27th and 28th December 2008. Israeli warplanes dropped a payload of over 100 tonnes of bombs on security sites in the Gaza strip. Hamas security sites. Hamas targets. Hamas weapons warehouses. A police station. Hamas commanders’ homes. At least 270 dead. Over 600 wounded. “The Mideast conflict’s bloodiest assault in decades”.
For their part Hamas and anyone else who happened to own a rocket launcher continued the barrage into Israel. The lone fatality in Israel was in the town of Netivot. Six other people were wounded. According to Israeli army sources, over 300 rockets and mortars have been fired at Israeli targets over the past week.
Among the images that have graced our television screens – plumes of smoke, rubble caused by airstrike on mosque, a man searching through debris, children standing by the former Al Aqsa television station, hospitals receiving casualties, shots from the cockpit of an Israeli plane as it targets what they say is a rocket launcher hidden in a residential area, lots of Israeli spokespeople, not so many Palestinian ones. The latter images have more to do with the practicalities of getting people from Gaza in front of live television signals. People are reluctant to leave their homes to head into Gaza City’s TV studios. Schools are closed due to a three day mourning period set out by the Gaza government for the dead. Hamas police are wearing jackets over their blue uniforms and walking close to walls to avoid being seen and targeted by the Israeli aircraft flying above.
A source inside Gaza informs that one of the headquarters of Palestinian security is located near the central Gaza prison. “This prison contains Fatah prisoners who everybody in the Strip wanted released or relocated after the airstrikes first started. Hamas did not release them. Last night the prison was completely destroyed. Some people got out, but many are still buried under the rubble. I have seen some bodies pulled out. This is a big mistake for Hamas.”
Palestinian President Mahmoud Abbas, and Hamas’ bitter political enemy, is in Saudi Arabia along with Chief Palestinian Negotiatior Saeb Erekat. “This is a devastating day, a black day. Today was another war crime committed by Israel and I think that we as Palestinians have to realize that the Gaza Strip, just like the West Bank and Jerusalem, are all occupied territories and the challenge facing all of us is the Israeli occupation. Therefore I call on all the Palestinian political factions, in the name of President Abu Mazen (Mahmoud Abbas), to participate in the Egyptian efforts to restart a dialogue to put an end to this painful split and unite our ranks.”
In New York, an emergency ring of the UN Security Council was called by Libya on behalf of the Arab Group of countries at the United Nations. They released a statement agreed to by all 15 members of the council including Libya…though it did not specifically mention either the Israeli bombing or the rocket and mortar attacks by Hamas militants. Instead it called for an “immediate halt to all violence” and called on all parties to “immediately stop all military activities” as well as to “address the serious humanitarian and economic needs in Gaza and to take all necessary measures, including opening of border crossings, to ensure the continuous provision of humanitarian supplies, including supplies of food, fuel, and provision of medical treatment.”

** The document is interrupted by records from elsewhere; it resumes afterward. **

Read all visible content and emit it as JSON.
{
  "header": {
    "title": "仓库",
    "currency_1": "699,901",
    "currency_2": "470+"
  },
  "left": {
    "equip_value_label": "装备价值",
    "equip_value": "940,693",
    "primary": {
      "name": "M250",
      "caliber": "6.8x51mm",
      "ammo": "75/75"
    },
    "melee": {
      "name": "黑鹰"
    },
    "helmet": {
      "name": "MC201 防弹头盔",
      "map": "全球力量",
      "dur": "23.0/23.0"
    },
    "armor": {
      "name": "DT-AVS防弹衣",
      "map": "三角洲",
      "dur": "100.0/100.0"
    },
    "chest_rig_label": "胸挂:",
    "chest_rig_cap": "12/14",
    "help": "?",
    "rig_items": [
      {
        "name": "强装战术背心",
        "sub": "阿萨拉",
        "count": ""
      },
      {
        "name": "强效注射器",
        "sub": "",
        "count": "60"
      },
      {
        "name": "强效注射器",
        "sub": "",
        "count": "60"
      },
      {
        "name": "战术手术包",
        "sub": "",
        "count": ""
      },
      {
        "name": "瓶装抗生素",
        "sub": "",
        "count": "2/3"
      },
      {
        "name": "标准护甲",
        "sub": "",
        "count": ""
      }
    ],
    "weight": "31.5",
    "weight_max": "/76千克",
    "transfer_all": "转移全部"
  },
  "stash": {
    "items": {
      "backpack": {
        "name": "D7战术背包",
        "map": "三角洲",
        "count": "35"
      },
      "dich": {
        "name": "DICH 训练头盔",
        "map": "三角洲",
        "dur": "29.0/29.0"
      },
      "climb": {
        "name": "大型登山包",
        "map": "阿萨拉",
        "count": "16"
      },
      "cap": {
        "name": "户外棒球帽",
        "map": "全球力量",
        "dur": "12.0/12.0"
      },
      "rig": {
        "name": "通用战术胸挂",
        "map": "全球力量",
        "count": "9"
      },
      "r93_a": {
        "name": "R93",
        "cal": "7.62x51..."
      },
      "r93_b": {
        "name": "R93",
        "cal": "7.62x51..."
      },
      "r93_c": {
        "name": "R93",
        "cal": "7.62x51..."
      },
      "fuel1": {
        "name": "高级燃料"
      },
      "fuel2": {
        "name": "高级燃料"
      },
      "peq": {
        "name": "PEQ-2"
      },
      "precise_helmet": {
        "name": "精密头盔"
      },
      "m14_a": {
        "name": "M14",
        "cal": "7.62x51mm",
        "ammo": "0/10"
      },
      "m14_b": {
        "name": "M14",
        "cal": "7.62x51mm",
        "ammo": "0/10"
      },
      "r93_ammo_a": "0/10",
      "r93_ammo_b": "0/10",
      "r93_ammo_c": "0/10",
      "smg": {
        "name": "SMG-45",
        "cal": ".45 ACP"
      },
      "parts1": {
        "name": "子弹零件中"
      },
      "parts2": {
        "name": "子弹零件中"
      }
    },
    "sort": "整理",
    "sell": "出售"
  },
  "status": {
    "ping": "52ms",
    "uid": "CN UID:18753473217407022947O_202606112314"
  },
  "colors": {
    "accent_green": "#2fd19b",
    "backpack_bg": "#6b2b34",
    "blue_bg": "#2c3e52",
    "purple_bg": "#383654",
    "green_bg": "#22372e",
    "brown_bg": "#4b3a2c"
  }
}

Riyad Mansour, the Palestinian United Nations observer, told journalists there is “no justification for slaughtering hundreds of Palestinian civilians and injuring close to one thousand people. There is no justification whatsoever. Of course our position is very clear, we are against the killing and harming of civilians, regardless of which side of the aisle they stand: whether they are on the Palestinian side, or the Israeli side. But this collective punishment of 1.5 million Palestinians in Gaza is inhumane, is immoral and should be stopped immediately.”
Israel’s UN Ambassador Gabriela Shalev said that the last few days since the end of the cease-fire have been so bad that they “had no choice but to go on a military operation, and the only party to blame is the Hamas. Israel has been effecting its right to self defense, and this is what was happening over the last 24 hours.”
Only a few cars and those brave enough to walk the streets have broken the silence around Gaza in the past 48 hours. Food shops remain open peddling their meager wares. The Israeli Army is on high alert in the West Bank in the event things in Gaza spark reactions from their Fatah-governed cousins. The Fatah-dominated Palestinian Liberation Organisation called for a one-day commercial strike and mourning period in addition to asking Palestinians to take to the streets in peaceful protest.
Israel’s Defence Minister Ehud Barak vowed to expand the operation if necessary. Though he did not expressly mention a ground invasion, infantry and armoured forces were seen heading for the border with Gaza.
This article was originally published on The Comment Factory on 28 December 2008. All rights reserved.